And, let's use this "down time" to have open and honest discussions about the value of using public relations services.

Wednesday, May 6, 2009

A company's asset is brand equity

In this article in PRSAY (the PRSA blog) about the financial status of the public relations industry, PRSA President Mike Cherenson reminds us that nearly half of a company's net worth is tied up in intangible assets like brand equity and reputation.

Who manages these assets?

How many unemployed in PR?

While I track down the Labor Department statistics, we may get a good idea of the employment scene in Los Angeles when the Public Relations Society of America/Los Angeles chapter on May 20 holds a unique (and rare daytime) session called "Don't Get Kicked in Your Career."

I am hopeful that colleagues - whether they are out of work, struggling to get by on freelance jobs or fear they are next - will put aside any pride issues and show up.

From personal experience, I know that half of 2008 and all of 2009 have been a rough time for all levels of practitioners. Agency owners tell me of the difficult task of laying off valued staff. Budget cuts have transitioned dozens into new eras of their careers. Newcomers to Los Angeles are nervous after spending months looking. College graduates entering the marketplace this month and next are perhaps the most concerned.
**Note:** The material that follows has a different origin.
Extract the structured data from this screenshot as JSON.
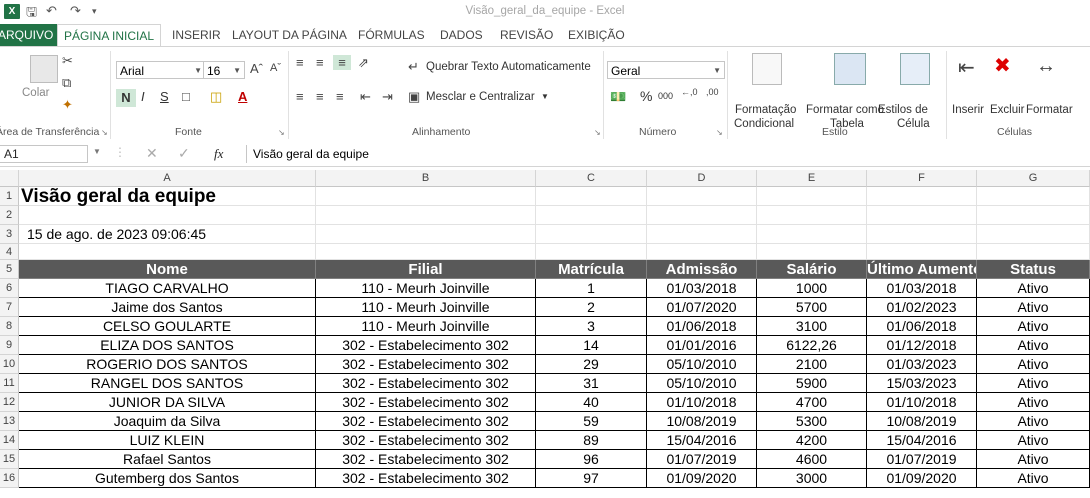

One group that doesn't appear to have too many problems are former journalists. At least the veterans. Agencies, governments and others are quickly snatching up these former reporters - primarily for their connections. (Who wouldn't want a business reporter who was on the phone with corporate CEOs?)

One thing PRSA and other organizations can provide, besides a shoulder to cry on, is networking. And that leads to jobs. Case in point: At a recent PRSA/LA social mixer, I introduced an unemployed transplant to the owner of a start-up PR consultancy. Within a few weeks, the transplant is back doing what she loves. It's not full-time work, but it's a start. Mediabistro recently discovered there is a place called LA and held a social mixer here last month.

I would like to hear your stories on what you are doing to survive. Started your own firm? Changed careers? Start now.

Monday, May 4, 2009

It's here, but too late

For those who have known me since college, I always dreamed of the "next step" for newspaper delivery. This would be one that saves costs and eliminates the minimum-wage delivery system. No offense to the paperboy or the guy who is trying to get a little extra cash for the family (heck, my brother-in-law did this to help make ends meet).

But if technology could find a way to get me a newspaper to my home without the occasional interruption or failure, that would increase a newspaper's net worth. At least, that's how I viewed it. Think about it. A newspaper spends a considerable amount of money on reporters, editors, photographers, printing presses, paper, etc., and leaves the final step to some poor kid on a bike or a guy driving a beat up car. And you hope his throw doesn't send the paper onto to the roof, or that one puddle in front of your house.

Saving money. Increasing reliability. Improving customer service. Keeping up with technology. For those who knew me back then, you got sick of this former journalist's rants about delivery improvements.

When I worked at newspapers, I kept a hope alive in my thoughts that technology would help advance newspapers in some way. With college lectures about how Ted Turner's 24-hour TV news service would spell the end of newspapers still vivid in my psyche, I always held a fear that other forms of communication would someday have a negative impact on the profession I so dearly loved.

My dream was to use cable, telephone lines or some other "electronic routing" to homes to somehow magically make a real newspaper appear inside your home. There would be some kind of tube where the printed edition is formed and I would just reach in and grab it. Gone would be the middle guy. Reliability was improved. Costs are cut. Everyone wins. (Well, except for the delivery folks).

So, now, as newspapers collapse around us, comes Amazon and a new Kindle to handle newspapers. This was the dream. It's here.

But, I think it comes too late.